This vote was on the nomination of Patricia Smith to be solicitor of the Labor Department, the agency’s top lawyer.
Republicans had threatened to hold up her consideration indefinitely with a filibuster, causing Senate Majority Harry Reid, D-Nev., to file what is known as a “cloture motion,” which, in essence, is a vote on bringing debate on an issue to a close.
If the Senate votes to “invoke cloture” – or bring debate to a close – then lawmakers must either hold a vote on the legislation, amendment or motion in question, or move on to other business. This type of motion is most often called on contentious legislation where the leadership is concerned that consideration could be held up indefinitely by a handful of senators.
In Smith’s case, Republicans, in particular Mike Enzi, R-Wyo., were concerned about Smith’s involvement in a New York state program to combat labor law violations. Enzi, who has questioned her about how she oversaw the program, also accused her of giving the Senate inaccurate statements related to her involvement in the program.
Enzi was especially concerned about whether Smith had helped complainants find violations of the law that could be used to bring actions against businesses.

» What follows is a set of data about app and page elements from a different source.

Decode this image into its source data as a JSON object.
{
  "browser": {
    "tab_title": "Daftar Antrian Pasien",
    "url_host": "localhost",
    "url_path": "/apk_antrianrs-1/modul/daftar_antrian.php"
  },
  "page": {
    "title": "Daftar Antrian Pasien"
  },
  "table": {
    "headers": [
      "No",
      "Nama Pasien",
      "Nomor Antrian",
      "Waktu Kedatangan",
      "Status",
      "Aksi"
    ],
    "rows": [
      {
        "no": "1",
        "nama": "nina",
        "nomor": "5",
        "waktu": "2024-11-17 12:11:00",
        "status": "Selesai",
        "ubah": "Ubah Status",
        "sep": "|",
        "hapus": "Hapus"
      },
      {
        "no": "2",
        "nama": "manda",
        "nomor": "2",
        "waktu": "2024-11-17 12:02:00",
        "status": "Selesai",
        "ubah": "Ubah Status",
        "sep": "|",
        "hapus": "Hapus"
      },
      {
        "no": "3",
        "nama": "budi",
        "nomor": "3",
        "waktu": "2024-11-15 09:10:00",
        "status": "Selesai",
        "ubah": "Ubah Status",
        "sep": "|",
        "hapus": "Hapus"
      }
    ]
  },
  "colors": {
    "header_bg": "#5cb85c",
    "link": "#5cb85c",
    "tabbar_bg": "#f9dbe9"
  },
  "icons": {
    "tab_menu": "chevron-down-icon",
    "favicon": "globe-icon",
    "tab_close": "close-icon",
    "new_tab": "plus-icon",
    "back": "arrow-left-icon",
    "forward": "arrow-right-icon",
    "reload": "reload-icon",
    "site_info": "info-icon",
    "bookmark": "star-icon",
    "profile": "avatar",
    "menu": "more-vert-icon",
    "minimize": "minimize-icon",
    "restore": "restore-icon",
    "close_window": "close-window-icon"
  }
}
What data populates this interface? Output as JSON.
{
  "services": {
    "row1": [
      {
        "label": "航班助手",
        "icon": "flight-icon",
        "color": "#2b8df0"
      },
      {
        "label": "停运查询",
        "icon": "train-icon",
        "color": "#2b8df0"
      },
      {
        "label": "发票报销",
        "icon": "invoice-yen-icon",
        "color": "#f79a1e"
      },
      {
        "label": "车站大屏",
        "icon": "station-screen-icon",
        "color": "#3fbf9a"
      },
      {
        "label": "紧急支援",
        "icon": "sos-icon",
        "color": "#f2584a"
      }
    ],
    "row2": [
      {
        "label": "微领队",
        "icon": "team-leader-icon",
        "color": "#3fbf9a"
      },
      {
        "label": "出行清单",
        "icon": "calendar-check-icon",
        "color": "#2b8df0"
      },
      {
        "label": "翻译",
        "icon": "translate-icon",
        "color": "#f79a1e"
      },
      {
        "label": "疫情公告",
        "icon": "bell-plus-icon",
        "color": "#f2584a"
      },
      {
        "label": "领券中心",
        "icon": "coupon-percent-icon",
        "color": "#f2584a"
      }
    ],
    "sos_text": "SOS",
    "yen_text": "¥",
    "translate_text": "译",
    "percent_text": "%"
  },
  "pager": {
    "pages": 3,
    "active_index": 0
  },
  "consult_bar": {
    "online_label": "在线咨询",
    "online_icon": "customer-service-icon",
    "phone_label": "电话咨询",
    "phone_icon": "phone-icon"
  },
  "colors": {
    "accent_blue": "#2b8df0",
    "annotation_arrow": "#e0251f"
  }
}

As the Labor department’s solicitor, Smith would head up the office that provides legal services to the agency, including overseeing how labor laws are applied across the country. Smith’s employment history includes several jobs litigating labor law cases, including for the New York attorney general’s office. She also has worked or several legal aid groups, focused on labor law.
“Patricia Smith--Commissioner Smith, I should say--is an accomplished attorney with a detailed knowledge of our labor laws and a deep commitment to improving the lives of working families. At present, she is commissioner of the New York Department of Labor. Since becoming commissioner of the New York Department of Labor, she has played a prominent role in helping New York's working families weather the current economic crisis,” said Tom Harkin, D-Iowa.
Smith was one of dozens of appointments held up by Republicans over various concerns. President Obama, frustrated with lack of progress, threatened to exercise his power to appoint people without requiring them to be confirmed while the Senate is recessed, known as “recess appointments.” Yielding to this threat, Republicans yielded their opposition to several people, including Smith, feeling it was preferable to have a fuller debate and vote.
By a vote of 60-32, the motion to bring debate to a close was adopted. Every Democrat present voted to bring debate to a close. Every Republican present voted against bringing debate to a close. The end result is that debate on the nomination of Patricia Smith to be the Labor Department’s top lawyer was closed off, and the Senate proceeded to a final vote on her nomination (see vote 18).